## Prompt:
Find every line in the entries that holds the string "label" and report it.

[Excerpts from an interface dataset]
____

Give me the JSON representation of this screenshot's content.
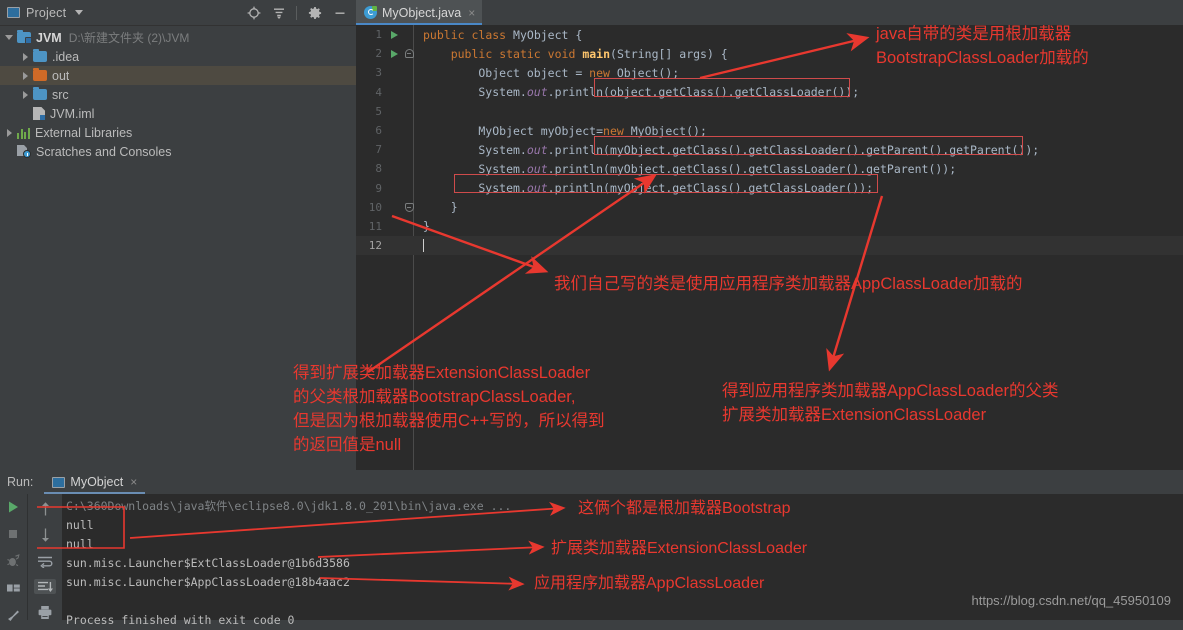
{
  "project_panel": {
    "title": "Project",
    "icons": [
      "project-icon",
      "chevron-down-icon",
      "locate-icon",
      "collapse-all-icon",
      "gear-icon",
      "minimize-icon"
    ],
    "tree": [
      {
        "label": "JVM",
        "path": "D:\\新建文件夹 (2)\\JVM",
        "icon": "folder-module",
        "expanded": true,
        "indent": 0,
        "selected": false
      },
      {
        "label": ".idea",
        "path": "",
        "icon": "folder-blue",
        "expanded": false,
        "indent": 1,
        "selected": false
      },
      {
        "label": "out",
        "path": "",
        "icon": "folder-orange",
        "expanded": false,
        "indent": 1,
        "selected": true
      },
      {
        "label": "src",
        "path": "",
        "icon": "folder-blue",
        "expanded": false,
        "indent": 1,
        "selected": false
      },
      {
        "label": "JVM.iml",
        "path": "",
        "icon": "iml-file",
        "expanded": null,
        "indent": 1,
        "selected": false
      },
      {
        "label": "External Libraries",
        "path": "",
        "icon": "libraries",
        "expanded": false,
        "indent": 0,
        "selected": false
      },
      {
        "label": "Scratches and Consoles",
        "path": "",
        "icon": "scratches",
        "expanded": null,
        "indent": 0,
        "selected": false
      }
    ]
  },
  "editor": {
    "tab": {
      "label": "MyObject.java",
      "icon": "java-class-icon",
      "close": "×"
    },
    "lines": [
      {
        "n": "1",
        "run": true,
        "fold": "",
        "code_html": "<span class='kw'>public</span> <span class='kw'>class</span> <span class='cls'>MyObject</span> {"
      },
      {
        "n": "2",
        "run": true,
        "fold": "top",
        "code_html": "    <span class='kw'>public</span> <span class='kw'>static</span> <span class='kw'>void</span> <span class='mname'>main</span>(<span class='cls'>String</span>[] args) {"
      },
      {
        "n": "3",
        "run": false,
        "fold": "",
        "code_html": "        Object object = <span class='kw'>new</span> Object();"
      },
      {
        "n": "4",
        "run": false,
        "fold": "",
        "code_html": "        System.<span class='fld'>out</span>.println(object.getClass().getClassLoader());"
      },
      {
        "n": "5",
        "run": false,
        "fold": "",
        "code_html": ""
      },
      {
        "n": "6",
        "run": false,
        "fold": "",
        "code_html": "        MyObject myObject=<span class='kw'>new</span> MyObject();"
      },
      {
        "n": "7",
        "run": false,
        "fold": "",
        "code_html": "        System.<span class='fld'>out</span>.println(myObject.getClass().getClassLoader().getParent().getParent());"
      },
      {
        "n": "8",
        "run": false,
        "fold": "",
        "code_html": "        System.<span class='fld'>out</span>.println(myObject.getClass().getClassLoader().getParent());"
      },
      {
        "n": "9",
        "run": false,
        "fold": "",
        "code_html": "        System.<span class='fld'>out</span>.println(myObject.getClass().getClassLoader());"
      },
      {
        "n": "10",
        "run": false,
        "fold": "bot",
        "code_html": "    }"
      },
      {
        "n": "11",
        "run": false,
        "fold": "",
        "code_html": "}"
      },
      {
        "n": "12",
        "run": false,
        "fold": "",
        "code_html": "<span class='caret'></span>",
        "current": true
      }
    ]
  },
  "run_panel": {
    "label": "Run:",
    "tab": {
      "label": "MyObject",
      "close": "×"
    },
    "left_tools": [
      "run-icon",
      "stop-icon",
      "debug-icon",
      "layout-icon",
      "pin-icon"
    ],
    "side_tools": [
      "scroll-up-icon",
      "scroll-down-icon",
      "soft-wrap-icon",
      "scroll-to-end-icon",
      "print-icon"
    ],
    "console": [
      {
        "text": "C:\\360Downloads\\java软件\\eclipse8.0\\jdk1.8.0_201\\bin\\java.exe ...",
        "dim": true
      },
      {
        "text": "null",
        "dim": false
      },
      {
        "text": "null",
        "dim": false
      },
      {
        "text": "sun.misc.Launcher$ExtClassLoader@1b6d3586",
        "dim": false
      },
      {
        "text": "sun.misc.Launcher$AppClassLoader@18b4aac2",
        "dim": false
      },
      {
        "text": "",
        "dim": false
      },
      {
        "text": "Process finished with exit code 0",
        "dim": false
      }
    ]
  },
  "annotations": {
    "color": "#e8382f",
    "top_right": "java自带的类是用根加载器\nBootstrapClassLoader加载的",
    "middle": "我们自己写的类是使用应用程序类加载器AppClassLoader加载的",
    "bottom_left": "得到扩展类加载器ExtensionClassLoader\n的父类根加载器BootstrapClassLoader,\n但是因为根加载器使用C++写的，所以得到\n的返回值是null",
    "bottom_right": "得到应用程序类加载器AppClassLoader的父类\n扩展类加载器ExtensionClassLoader",
    "console_1": "这俩个都是根加载器Bootstrap",
    "console_2": "扩展类加载器ExtensionClassLoader",
    "console_3": "应用程序加载器AppClassLoader"
  },
  "watermark": "https://blog.csdn.net/qq_45950109"
}
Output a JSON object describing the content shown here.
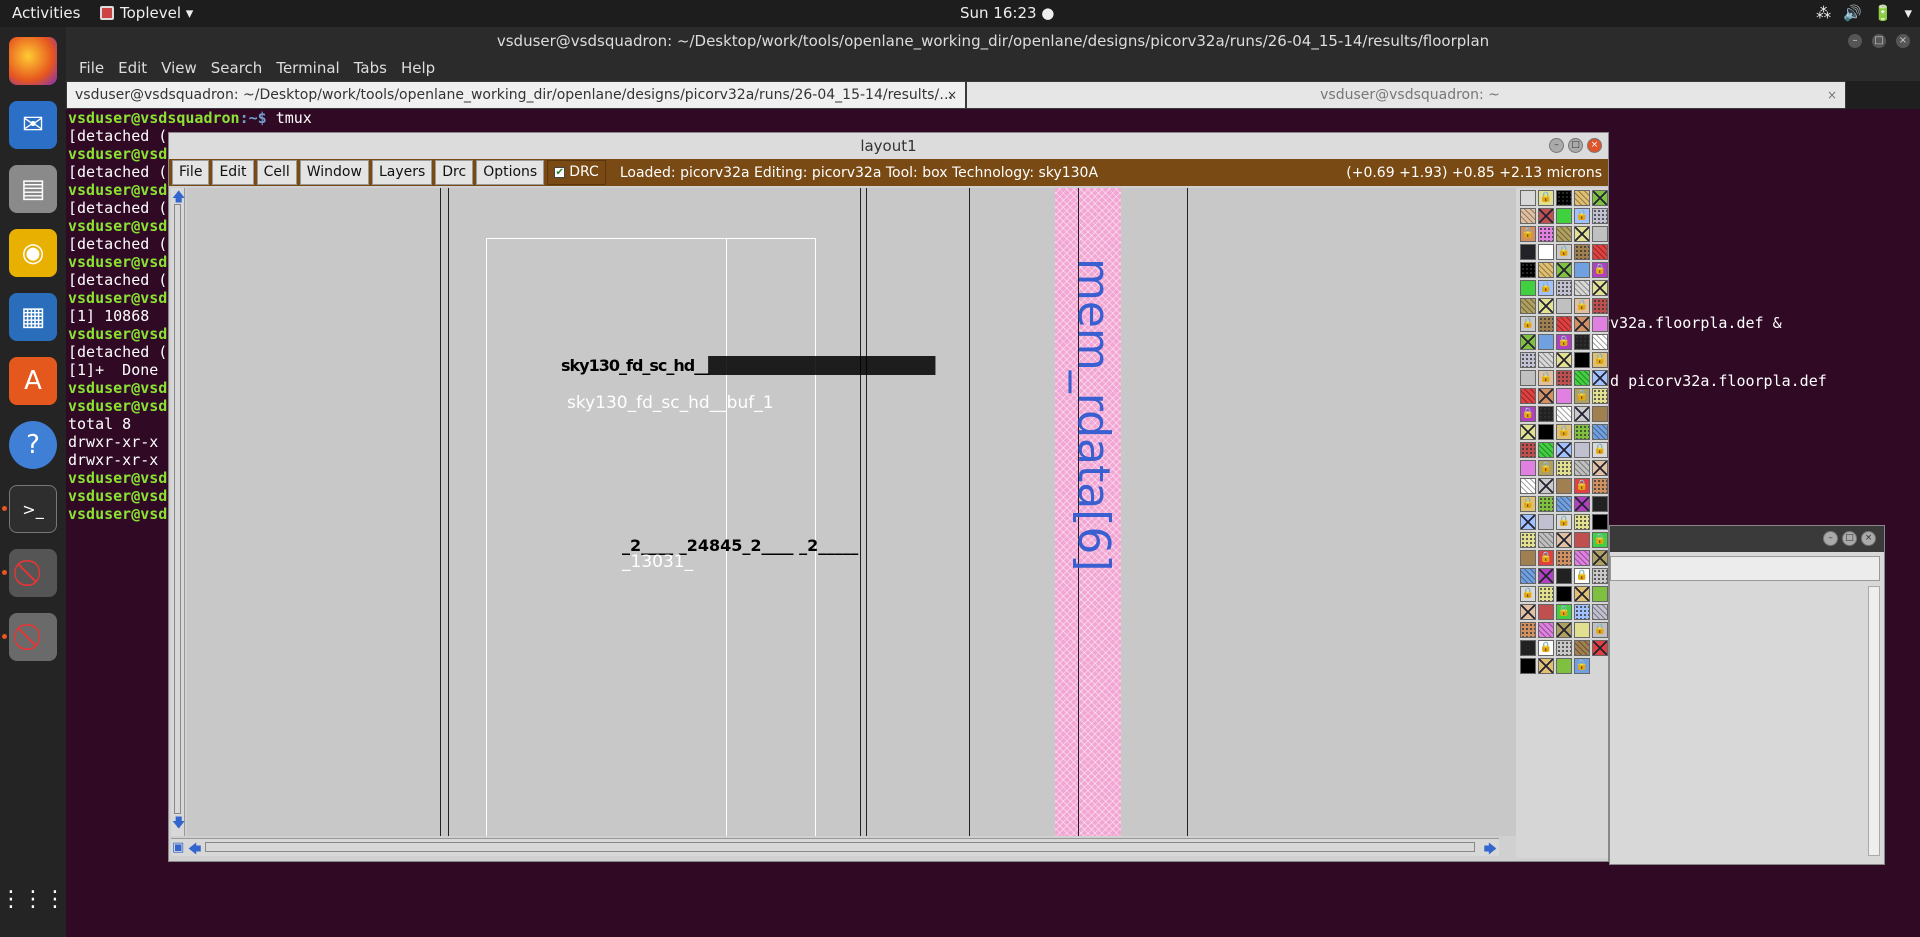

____

## Answer to the exercise:
        "label": "JVM",
        "label": ".idea",
        "label": "out",
        "label": "src",
        "label": "JVM.iml",
        "label": "External Libraries",
        "label": "Scratches and Consoles",
      "label": "MyObject.java",
    "label": "Run:",
      "label": "MyObject",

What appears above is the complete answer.